### DATASET EXTRACT

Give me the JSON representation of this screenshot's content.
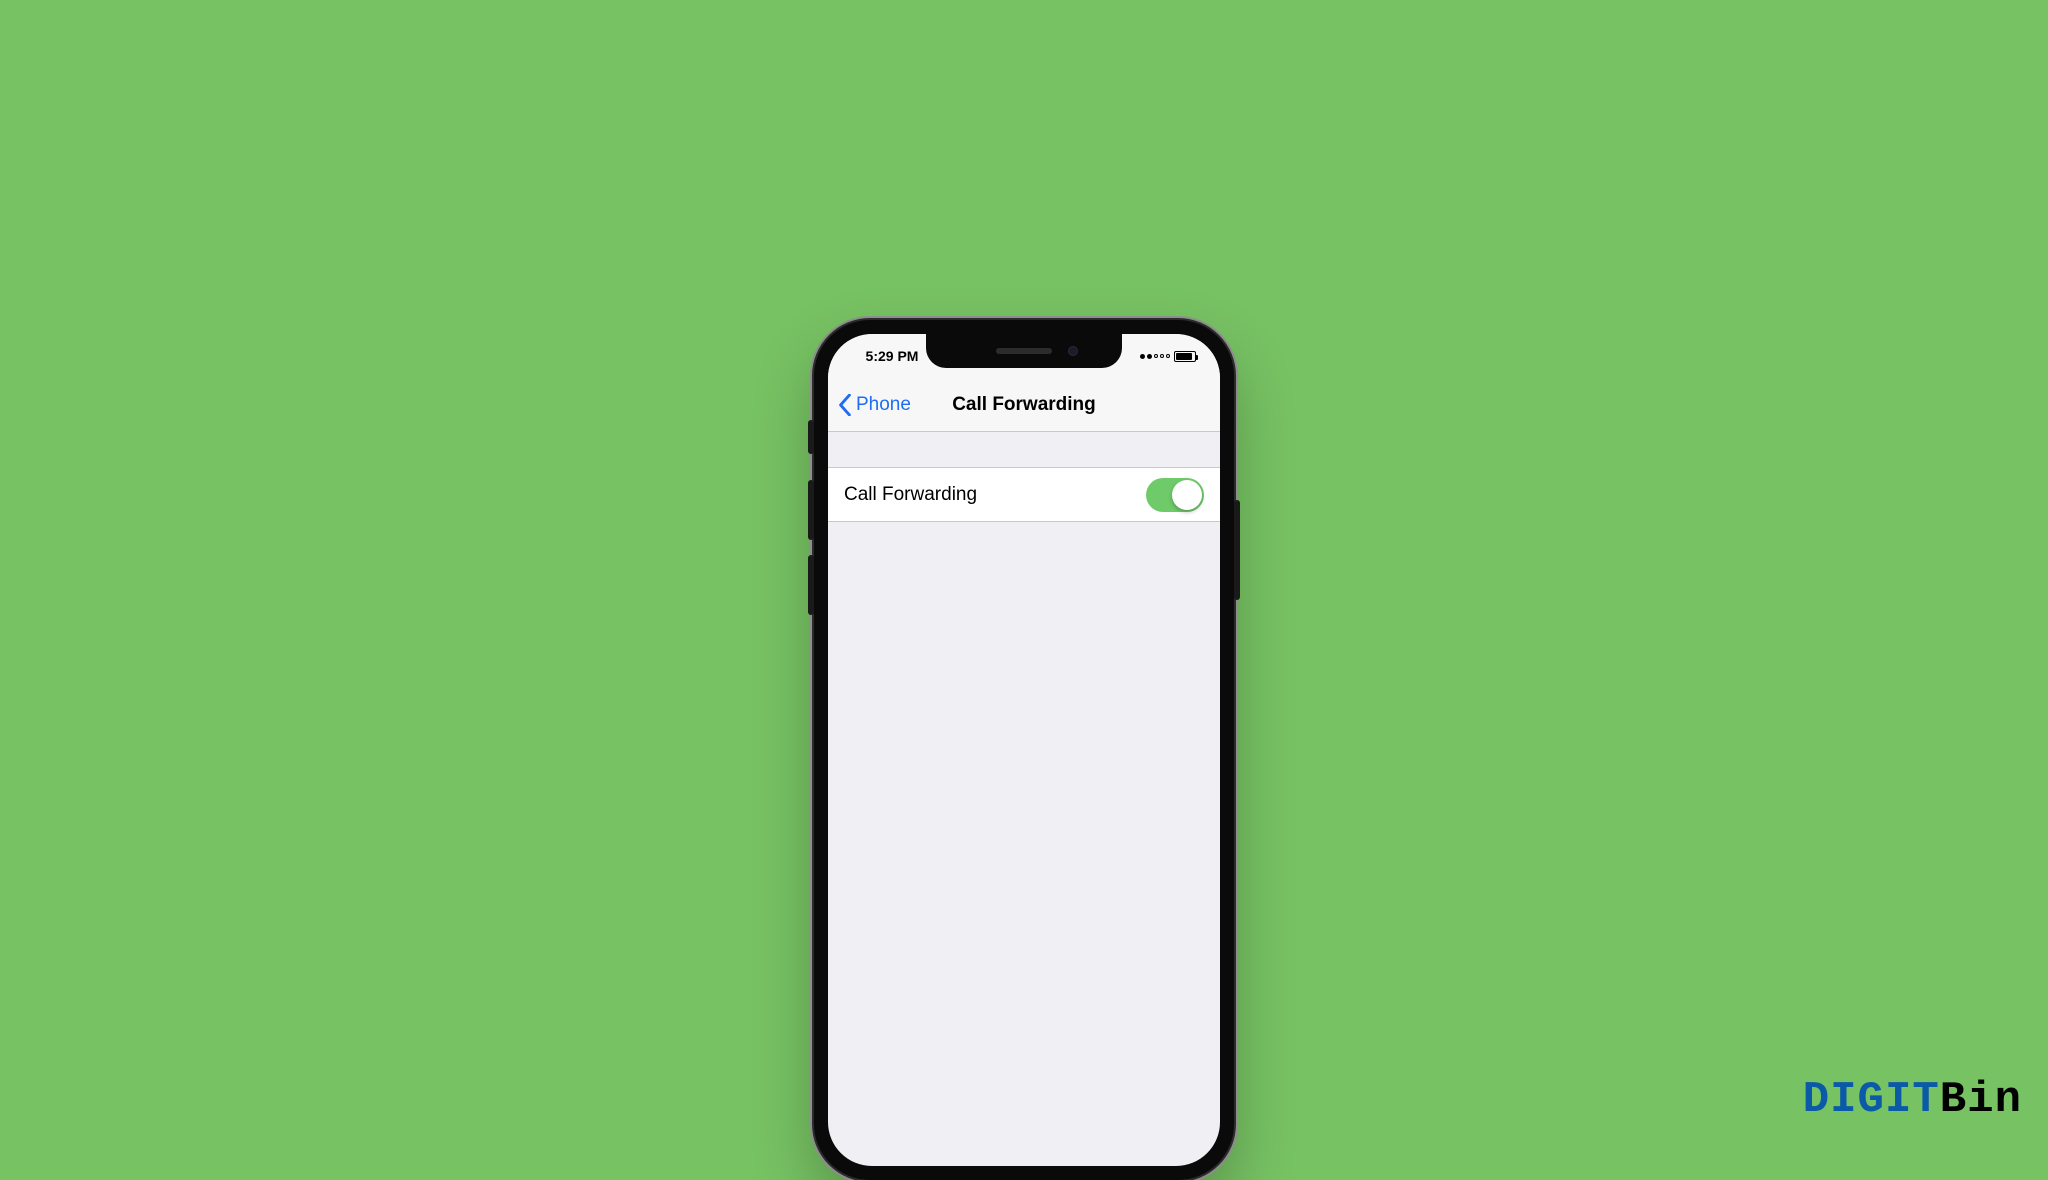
{
  "statusbar": {
    "time": "5:29 PM"
  },
  "navbar": {
    "back_label": "Phone",
    "title": "Call Forwarding"
  },
  "settings": {
    "call_forwarding_label": "Call Forwarding",
    "call_forwarding_on": true
  },
  "watermark": {
    "part1": "DIGIT",
    "part2": "Bin"
  },
  "colors": {
    "page_bg": "#77c263",
    "ios_link": "#1f6df2",
    "toggle_on": "#6fcb6a"
  }
}
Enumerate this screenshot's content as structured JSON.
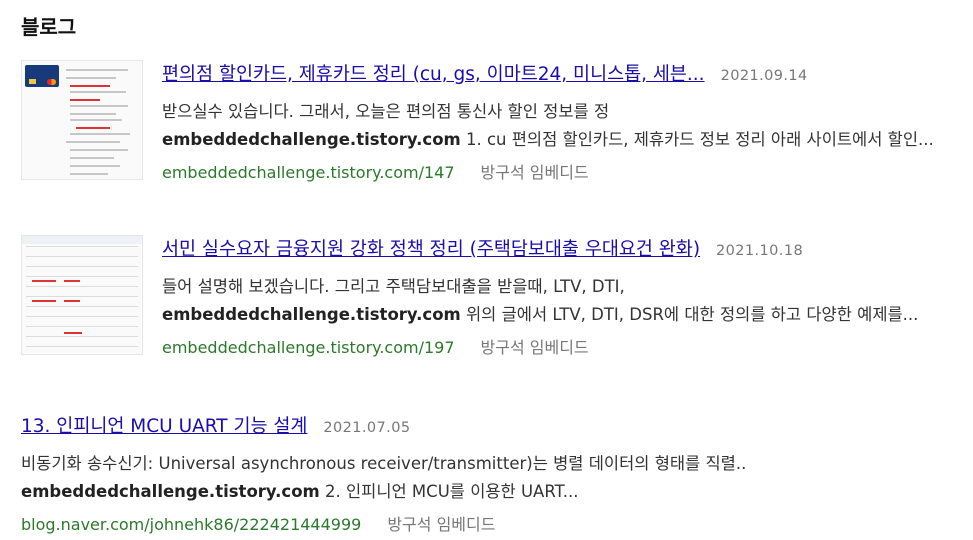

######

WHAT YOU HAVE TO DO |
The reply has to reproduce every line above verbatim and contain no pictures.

WRITTEN ANSWER |
Give me the JSON representation of this screenshot's content.
{
  "statusbar": {
    "time": "5:29 PM"
  },
  "navbar": {
    "back_label": "Phone",
    "title": "Call Forwarding"
  },
  "settings": {
    "call_forwarding_label": "Call Forwarding",
    "call_forwarding_on": true
  },
  "watermark": {
    "part1": "DIGIT",
    "part2": "Bin"
  },
  "colors": {
    "page_bg": "#77c263",
    "ios_link": "#1f6df2",
    "toggle_on": "#6fcb6a"
  }
}
Enumerate this screenshot's content as structured JSON.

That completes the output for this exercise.